Wedding Vow from the Chinese Han Dynasty

Written by on September 4, 2011 in Readings & Vows - No comments

Photo by David Mielcarek, CINEMATICS by David M

 

New York is a delicious melting pot of ethnic groups and cultures—a Celebrant’s dream come true.  According to the U.S. Census Bureau, more than 10 percent of New Yorkers identify themselves as Chinese.  I have worked with many Chinese couples over the years and find there are wonderful customs, including the traditional tea ceremony which couples enjoy including in their ceremonies. I am always on the lookout for appropriate Chinese readings for wedding ceremonies, I recently came upon “Marriage Vow,” a reading by an Unknown Chinese Poet of the Han Dynasty, dated 206 B.C.-AD. 221.

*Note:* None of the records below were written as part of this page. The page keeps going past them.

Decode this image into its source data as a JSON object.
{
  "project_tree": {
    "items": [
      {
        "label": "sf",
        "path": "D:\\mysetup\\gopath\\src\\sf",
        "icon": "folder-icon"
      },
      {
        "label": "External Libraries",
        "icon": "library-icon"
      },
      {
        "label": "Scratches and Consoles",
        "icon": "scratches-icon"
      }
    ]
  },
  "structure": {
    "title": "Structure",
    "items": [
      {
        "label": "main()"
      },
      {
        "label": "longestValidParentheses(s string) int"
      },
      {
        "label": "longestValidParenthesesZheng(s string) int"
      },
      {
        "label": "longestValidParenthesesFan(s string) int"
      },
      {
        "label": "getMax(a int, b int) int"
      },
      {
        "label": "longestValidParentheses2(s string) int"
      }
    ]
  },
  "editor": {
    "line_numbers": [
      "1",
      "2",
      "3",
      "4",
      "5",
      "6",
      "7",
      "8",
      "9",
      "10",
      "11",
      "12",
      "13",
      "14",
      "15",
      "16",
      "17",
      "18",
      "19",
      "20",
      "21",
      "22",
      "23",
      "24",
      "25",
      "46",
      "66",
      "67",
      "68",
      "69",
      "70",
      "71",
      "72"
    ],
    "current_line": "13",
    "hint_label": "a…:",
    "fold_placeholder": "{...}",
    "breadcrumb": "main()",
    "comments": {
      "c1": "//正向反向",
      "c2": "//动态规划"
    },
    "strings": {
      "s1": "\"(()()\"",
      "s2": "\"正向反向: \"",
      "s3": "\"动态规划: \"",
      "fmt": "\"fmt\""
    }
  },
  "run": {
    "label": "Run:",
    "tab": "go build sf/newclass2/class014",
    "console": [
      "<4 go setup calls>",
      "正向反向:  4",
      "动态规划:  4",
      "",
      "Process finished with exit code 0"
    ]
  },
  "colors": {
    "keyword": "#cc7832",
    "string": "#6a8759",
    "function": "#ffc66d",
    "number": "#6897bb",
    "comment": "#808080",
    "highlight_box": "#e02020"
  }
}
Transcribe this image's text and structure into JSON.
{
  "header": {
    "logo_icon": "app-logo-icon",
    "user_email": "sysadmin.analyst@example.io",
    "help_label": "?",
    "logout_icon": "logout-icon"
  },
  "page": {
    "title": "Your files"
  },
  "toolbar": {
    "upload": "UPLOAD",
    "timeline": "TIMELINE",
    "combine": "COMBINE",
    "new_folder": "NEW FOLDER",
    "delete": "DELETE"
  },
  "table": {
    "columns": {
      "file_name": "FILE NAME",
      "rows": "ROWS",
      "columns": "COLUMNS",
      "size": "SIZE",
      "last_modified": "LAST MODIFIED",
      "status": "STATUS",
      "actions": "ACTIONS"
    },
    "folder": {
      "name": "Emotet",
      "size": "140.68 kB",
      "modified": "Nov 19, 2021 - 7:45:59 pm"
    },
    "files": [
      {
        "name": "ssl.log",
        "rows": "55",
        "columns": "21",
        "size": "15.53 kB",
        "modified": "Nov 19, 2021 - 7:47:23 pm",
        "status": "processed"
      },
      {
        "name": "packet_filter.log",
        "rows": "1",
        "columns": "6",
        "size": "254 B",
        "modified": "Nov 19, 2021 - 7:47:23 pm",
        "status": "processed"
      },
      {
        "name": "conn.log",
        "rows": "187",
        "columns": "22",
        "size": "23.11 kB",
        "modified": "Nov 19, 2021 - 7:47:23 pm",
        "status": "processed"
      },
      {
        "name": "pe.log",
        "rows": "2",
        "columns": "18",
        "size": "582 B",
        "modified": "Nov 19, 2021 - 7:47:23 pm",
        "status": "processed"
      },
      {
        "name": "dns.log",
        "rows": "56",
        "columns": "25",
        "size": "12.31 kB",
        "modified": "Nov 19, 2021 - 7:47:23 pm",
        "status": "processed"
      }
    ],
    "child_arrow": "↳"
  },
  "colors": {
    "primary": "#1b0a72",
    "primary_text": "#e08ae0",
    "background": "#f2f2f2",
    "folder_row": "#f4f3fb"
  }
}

O, celestial beings
Let our feelings for each other
Continue without diminishing
Only when mountains are leveled
To basins, when ocean waters run
Dry,  when winter is ripped
With thunders, when the summer sky
Rains snow, and heaven and earth
Are smashed together, shall we
Ever dare to be parted.

I found this reading in Treasury of Wedding Poems, Quotations, and Short Sories compiled by the Editors of Hippocrene Books (New York:  Hippocrene Books, 2002).

About the Author

As a professional ceremony officiants I believe in the power and effectiveness of ceremony and ritual to serve basic needs, both of society and you as an individual. In close collaboration with you and your loved ones, I love to create and perform personalized ceremonies that reflect your beliefs, your philosophy of life, and your personality.

Leave a Comment